Alejandro González Iñárritu made history this past weekend by becoming the first filmmaker to win the DGA Award for Best Director two years in a row, for his work in The Revenant. Last year Iñárritu became only the second Hispanic filmmaker to win the coveted Best Director Oscar for his work in Birdman or (The Unexpected Virtue of Ignorance), a year after Alfonso Cuarón became the first ever Hispanic Best Director Academy Award winner (for Gravity). I mention these significant cinephile facts because Iñárritu sometimes gets bombarded by certain hater-film-critics who are quick to harp on the calamity found in most of his films and not celebrate how special and nakedly emotional this filmmaker is. Yes, Iñárritu tells stories of fur-trappers who fight bears in the wilderness or sickly men who accidentally poison a room of immigrant sweatshop workers whilst juggling a plethora of other scandals. But these silver screen narratives have all been Oscar nominees and for the most part, critically celebrated and revered.

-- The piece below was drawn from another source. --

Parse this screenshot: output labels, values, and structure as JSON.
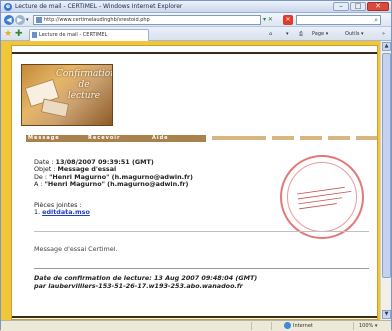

The reason--or at least a good reason for this can be found in the delicacy and tenderness Iñárritu lends with filming the eyes of his actors. Whereas filmmakers like Spike Lee and Jonathan Demme trail-blazed such stylistic devices as actors breaking the fourth wall to look directly at the audience, Iñárritu takes his time to build up those infrequent direct gazes at the screen; a big strategy of his is how explicit he is with his cinematic influences. His films Biutiful and The Revenant take certain cues from Andrei Tarkovsky and Terrence Malick, lending a poetic and impressionistic visual prose amidst the overly busy plots--mainly of the former film. His earlier work with Amores Perros and Babel cut back and forth between multiple story lines, much in the spirit of the independent Mexican cinema of that time, but those films too were always grounded in the pathos of the eyes of his characters. Iñárritu definitely sees life as a beautiful chaos--at least in the films he makes--and yet the bravery he emotes comes in still trying to find the tenderness, that special, fleeting, grandeur yearning for human connection and purpose in the midst of tragedy.

And the eyes have it.